So far, so good.

Doyle, 24, has more than proven his worth. He’s averaging 21.7 points for the Long Island Nets along with 5.4 rebounds and 3.9 assists while shooting 35.6 percent from deep. He also had a near triple double...

Doyle played six games for Brooklyn, averaging three points in 10 minutes. He’s been active for several more. Next season? He’d have to be a candidate for a vets minimum deal.

Ouattara on the other hand played only one game for Long Island before getting hurt.

Webb, also 24, has been in the G-League for two seasons after four years at Boise State. Undrafted in 2016, he played for the Sixers in summer league then was among the last players cut after training camp. He signed with Delaware where he had a solid season before a season-ending ankle injury. He averaged almost a double-double 13.`1 points and 9.3 rebounds, shooting 35.9 percent from three. He even had a 40-point game.

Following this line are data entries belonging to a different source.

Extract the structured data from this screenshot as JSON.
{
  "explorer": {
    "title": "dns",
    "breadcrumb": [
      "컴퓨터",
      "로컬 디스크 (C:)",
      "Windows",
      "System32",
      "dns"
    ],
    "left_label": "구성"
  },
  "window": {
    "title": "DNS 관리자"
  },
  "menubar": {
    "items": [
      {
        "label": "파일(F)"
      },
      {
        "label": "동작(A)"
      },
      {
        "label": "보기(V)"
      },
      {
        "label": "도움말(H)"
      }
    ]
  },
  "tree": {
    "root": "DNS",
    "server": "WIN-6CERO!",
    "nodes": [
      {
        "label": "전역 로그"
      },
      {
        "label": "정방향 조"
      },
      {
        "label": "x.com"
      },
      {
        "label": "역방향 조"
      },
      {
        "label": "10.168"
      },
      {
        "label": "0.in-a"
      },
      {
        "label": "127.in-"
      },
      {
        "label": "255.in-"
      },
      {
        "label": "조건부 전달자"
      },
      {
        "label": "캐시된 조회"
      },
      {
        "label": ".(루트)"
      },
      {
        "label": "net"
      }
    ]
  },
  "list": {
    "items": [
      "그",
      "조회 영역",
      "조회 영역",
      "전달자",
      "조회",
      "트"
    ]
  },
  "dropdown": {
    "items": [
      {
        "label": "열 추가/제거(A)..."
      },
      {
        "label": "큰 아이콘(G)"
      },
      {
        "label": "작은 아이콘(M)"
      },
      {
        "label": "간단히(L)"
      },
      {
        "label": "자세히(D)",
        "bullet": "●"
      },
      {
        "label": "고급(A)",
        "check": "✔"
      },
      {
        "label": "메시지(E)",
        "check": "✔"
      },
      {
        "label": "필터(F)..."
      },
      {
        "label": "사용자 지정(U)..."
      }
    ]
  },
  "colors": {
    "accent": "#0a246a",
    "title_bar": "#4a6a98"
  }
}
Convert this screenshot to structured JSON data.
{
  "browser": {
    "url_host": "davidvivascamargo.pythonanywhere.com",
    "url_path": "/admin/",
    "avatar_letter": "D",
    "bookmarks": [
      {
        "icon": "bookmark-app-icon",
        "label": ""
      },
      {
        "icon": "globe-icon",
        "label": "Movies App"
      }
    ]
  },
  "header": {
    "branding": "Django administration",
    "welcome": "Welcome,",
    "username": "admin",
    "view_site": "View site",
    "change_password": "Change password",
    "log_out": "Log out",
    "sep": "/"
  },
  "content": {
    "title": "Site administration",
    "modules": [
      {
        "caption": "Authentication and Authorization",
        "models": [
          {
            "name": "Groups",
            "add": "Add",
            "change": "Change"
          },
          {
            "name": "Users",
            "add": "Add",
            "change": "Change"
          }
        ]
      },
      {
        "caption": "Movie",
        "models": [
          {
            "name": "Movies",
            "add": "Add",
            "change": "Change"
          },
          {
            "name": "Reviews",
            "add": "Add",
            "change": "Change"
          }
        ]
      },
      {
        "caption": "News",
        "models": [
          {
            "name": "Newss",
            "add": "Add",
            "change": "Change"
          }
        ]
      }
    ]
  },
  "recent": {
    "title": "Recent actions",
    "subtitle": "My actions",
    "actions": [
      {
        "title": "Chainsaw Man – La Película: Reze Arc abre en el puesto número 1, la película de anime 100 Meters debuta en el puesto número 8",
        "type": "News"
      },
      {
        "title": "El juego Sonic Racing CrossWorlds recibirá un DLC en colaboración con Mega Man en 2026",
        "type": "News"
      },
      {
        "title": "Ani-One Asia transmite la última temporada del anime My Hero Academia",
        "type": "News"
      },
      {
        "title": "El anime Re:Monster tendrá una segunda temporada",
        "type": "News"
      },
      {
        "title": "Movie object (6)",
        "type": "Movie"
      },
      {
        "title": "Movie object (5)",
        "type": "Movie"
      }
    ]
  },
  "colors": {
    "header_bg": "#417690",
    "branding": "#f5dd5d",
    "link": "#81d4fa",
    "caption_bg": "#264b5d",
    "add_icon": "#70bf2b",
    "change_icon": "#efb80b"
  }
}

This year, prior to being signed by Brooklyn, Webb put up similar numbers in Delaware, 11.6 and 6.7, while shooting 36.6 beyond arc. No 40 point games this time. In his three games with Long Island, he’s at 14.0/6.3. His 5-of-10 3-point shooting night Saturday was his best so far. He’s had the green light since he arrived, but in the two games before Saturday, he had shot only 5-of-21.

Webb is more of a work-in-progress than Doyle but he has the distinct advantage of playing a position where the Nets are weakest. Webb’s big issue is strength (and inconsistency.) Brooklyn is hoping he can be the next G-League success for their scouting and coaching staffs, following the model of Sean Kilpatrick, Joe Harris, Spencer Dinwiddie, Quincy Acy and Doyle.

Still, Webb is already further along than Wiley, who averaged 7.6/3.6 in Long Island and less than a point in five games with Brooklyn.

In his interview with WFAN last weekend, Sean Marks was asked about the Nets lack of picks and how that impacts his ability to rebuild. Marks talked about he used cap space but added that there are other ways to improve, starting with development.

“We’re pretty happy with the guys we got,” said the GM. “We’re encouraged to see their development and the coaches have done a really nice job with those guys.”

So, once again, we shall se.